Jon Stewart Says His Biggest ‘Daily Show’ Regret Is Legacy Of “Evisceration Expectation”

Jon Stewart
Mathieu Bitton/Shutterstock

Former Daily Show host Jon Stewart says he regrets his show’s taking part in what he calls “the evisceration expectation” – inviting political opponents like Bill O’Reilly onto the show and giving in to the “gravitational force” of creating a viral moment.

In an interview with The New York Times in anticipation of the June 26 release of his film Irresistible, Stewart reflects on, among other things, his Daily Show legacy, his old nemesis Fox News and what he says is President Donald Trump’s failure to rise to greatness during a time of social upheaval.

Asked what the rise of Sean Hannity and Tucker Carlson at Fox News represents for the network, Stewart says, “I think they’re just the next level. As things progress, to get the same dopamine hit, you have to push it further. Although O’Reilly pushed it pretty far. The question was always, Why would you talk to him? Why do you have him on the show if you can’t destroy him? If you want to talk about the worst legacy of The Daily Show, it was probably that.”
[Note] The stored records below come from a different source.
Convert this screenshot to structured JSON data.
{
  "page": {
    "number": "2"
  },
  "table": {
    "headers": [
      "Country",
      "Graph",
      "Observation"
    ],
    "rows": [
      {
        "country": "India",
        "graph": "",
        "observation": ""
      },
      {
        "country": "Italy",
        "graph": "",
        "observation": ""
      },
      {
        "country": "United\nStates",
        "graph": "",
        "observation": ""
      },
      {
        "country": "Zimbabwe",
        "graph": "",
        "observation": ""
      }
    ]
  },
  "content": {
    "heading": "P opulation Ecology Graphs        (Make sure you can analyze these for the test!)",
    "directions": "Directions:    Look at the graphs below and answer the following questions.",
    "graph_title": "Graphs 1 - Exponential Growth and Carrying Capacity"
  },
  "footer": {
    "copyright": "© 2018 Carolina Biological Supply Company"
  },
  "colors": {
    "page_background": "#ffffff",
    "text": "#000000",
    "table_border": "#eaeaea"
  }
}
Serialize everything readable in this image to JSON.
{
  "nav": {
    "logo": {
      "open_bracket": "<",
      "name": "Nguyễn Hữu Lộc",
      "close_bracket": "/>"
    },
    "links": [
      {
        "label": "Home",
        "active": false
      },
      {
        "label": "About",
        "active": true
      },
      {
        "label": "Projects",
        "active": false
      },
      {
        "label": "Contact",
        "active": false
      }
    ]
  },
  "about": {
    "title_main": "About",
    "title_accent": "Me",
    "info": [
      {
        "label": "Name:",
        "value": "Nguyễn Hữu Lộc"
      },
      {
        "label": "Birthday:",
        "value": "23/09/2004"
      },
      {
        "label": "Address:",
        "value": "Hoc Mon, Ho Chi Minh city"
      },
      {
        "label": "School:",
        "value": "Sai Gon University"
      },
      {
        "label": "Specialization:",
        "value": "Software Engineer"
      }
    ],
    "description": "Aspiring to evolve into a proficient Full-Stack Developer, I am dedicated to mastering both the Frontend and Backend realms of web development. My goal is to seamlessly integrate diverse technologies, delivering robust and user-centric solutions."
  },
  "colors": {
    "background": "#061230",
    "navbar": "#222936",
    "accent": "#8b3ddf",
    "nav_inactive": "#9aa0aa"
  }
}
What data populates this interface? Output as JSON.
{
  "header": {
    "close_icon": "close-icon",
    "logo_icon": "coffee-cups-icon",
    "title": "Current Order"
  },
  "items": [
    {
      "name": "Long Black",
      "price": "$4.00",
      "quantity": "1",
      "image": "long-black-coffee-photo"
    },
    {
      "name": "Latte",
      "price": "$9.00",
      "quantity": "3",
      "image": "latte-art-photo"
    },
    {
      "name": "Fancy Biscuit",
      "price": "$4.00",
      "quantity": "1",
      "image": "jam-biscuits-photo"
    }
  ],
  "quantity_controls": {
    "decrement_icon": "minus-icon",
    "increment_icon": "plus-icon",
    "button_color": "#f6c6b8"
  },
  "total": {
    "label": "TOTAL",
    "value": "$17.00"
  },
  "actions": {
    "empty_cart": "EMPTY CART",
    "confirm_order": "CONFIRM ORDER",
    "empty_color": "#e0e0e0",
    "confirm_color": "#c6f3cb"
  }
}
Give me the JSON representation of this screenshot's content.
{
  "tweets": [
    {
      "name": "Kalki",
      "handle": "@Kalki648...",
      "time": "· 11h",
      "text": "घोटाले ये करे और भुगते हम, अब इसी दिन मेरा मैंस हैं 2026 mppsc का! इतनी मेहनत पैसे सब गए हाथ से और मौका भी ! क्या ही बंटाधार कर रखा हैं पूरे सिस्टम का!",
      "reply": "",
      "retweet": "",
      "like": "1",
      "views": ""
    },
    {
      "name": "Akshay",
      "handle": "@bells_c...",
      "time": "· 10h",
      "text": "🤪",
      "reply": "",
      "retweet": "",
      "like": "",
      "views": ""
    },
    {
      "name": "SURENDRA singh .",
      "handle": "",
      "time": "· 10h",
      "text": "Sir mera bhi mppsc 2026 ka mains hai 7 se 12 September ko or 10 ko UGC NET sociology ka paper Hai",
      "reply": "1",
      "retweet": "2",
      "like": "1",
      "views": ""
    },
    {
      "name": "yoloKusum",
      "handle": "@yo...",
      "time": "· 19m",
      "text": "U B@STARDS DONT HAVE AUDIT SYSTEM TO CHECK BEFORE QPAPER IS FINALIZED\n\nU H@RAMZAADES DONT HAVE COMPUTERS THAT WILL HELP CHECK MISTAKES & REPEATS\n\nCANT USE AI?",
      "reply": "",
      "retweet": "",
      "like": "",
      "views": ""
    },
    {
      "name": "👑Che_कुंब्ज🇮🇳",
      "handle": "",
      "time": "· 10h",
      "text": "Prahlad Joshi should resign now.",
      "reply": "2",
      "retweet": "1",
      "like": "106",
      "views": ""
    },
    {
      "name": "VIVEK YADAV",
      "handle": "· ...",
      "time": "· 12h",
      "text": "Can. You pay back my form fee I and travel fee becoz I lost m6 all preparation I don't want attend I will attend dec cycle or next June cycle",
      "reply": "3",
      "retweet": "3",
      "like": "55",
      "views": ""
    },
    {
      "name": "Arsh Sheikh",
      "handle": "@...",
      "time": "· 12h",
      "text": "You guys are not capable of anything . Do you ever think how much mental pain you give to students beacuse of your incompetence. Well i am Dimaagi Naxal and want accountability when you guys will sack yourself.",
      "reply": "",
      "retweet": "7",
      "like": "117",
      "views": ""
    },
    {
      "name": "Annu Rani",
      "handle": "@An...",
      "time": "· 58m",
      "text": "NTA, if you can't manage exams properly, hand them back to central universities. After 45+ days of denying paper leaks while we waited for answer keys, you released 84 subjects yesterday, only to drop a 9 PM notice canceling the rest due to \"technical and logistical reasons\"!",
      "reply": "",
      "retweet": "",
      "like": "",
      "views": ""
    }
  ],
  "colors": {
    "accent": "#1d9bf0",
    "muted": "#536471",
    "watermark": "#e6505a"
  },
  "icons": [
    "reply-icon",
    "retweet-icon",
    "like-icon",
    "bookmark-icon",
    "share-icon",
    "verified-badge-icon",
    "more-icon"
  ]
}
Pressed further, Stewart continues, “That’s the part of it that I probably most regret. Those moments when you had a tendency, even subconsciously, to feel like, ‘We have to live up to the evisceration expectation.’ We tried not to give something more spice than it deserved, but you were aware of, say, what went viral. Resisting that gravitational force is really hard.”

Stewart does, however, reject the notion that his Comedy Central show created the concept of news as entertainment that has become pervasive in intervening years.

‘‘Look, we certainly were part of that ecosystem, but I don’t think that news became entertainment because they thought our show was a success. Twenty-four-hour news networks are built for one thing, and that’s 9/11. There are very few events that would justify being covered 24 hours a day, seven days a week. So in the absence of urgency, they have to create it. You create urgency through conflict.’’

As for Trump, Stewart says what surprises him most about the political response to the pandemic is that “the Trump administration has not changed its practices.”

“You would have thought,” he says, “that somebody would have mentioned to Trump the idea of rising to greatness. Instead it’s: ‘Why don’t I tweet out that Joe Scarborough killed people?'”

This article was printed from